* _TASK DETAILS_
Lines below that hold the word "défaut" must be copied in full.

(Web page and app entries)
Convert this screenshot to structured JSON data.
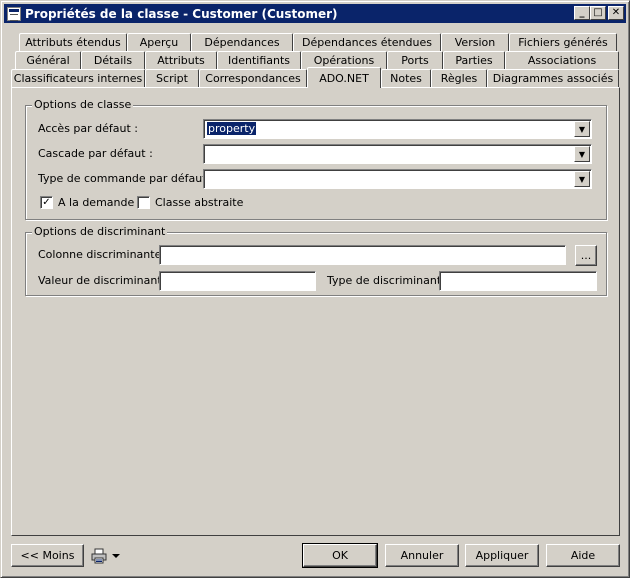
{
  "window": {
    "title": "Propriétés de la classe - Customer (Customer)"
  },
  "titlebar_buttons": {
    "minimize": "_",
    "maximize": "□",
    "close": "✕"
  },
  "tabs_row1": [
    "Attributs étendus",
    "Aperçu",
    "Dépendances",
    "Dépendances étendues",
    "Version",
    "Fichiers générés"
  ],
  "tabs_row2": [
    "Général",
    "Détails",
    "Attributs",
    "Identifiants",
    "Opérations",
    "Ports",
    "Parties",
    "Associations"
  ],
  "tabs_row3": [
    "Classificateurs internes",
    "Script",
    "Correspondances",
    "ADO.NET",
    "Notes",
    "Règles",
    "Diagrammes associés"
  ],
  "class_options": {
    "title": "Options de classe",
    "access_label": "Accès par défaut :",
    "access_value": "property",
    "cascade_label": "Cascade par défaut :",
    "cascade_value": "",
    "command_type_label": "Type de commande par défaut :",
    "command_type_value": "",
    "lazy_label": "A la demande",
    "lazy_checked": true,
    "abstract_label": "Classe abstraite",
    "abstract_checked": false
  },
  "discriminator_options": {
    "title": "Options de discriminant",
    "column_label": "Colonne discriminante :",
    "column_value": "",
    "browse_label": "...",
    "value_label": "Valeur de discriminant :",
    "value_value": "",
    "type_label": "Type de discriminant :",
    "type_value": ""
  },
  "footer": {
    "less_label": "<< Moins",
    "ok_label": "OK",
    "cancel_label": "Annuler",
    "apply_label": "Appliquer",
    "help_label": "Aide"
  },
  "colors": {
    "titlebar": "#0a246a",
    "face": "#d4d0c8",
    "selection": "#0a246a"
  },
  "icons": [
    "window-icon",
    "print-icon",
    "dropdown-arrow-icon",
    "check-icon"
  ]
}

* _ANSWER FOR THIS EXERCISE_
    "access_label": "Accès par défaut :",
    "cascade_label": "Cascade par défaut :",
    "command_type_label": "Type de commande par défaut :",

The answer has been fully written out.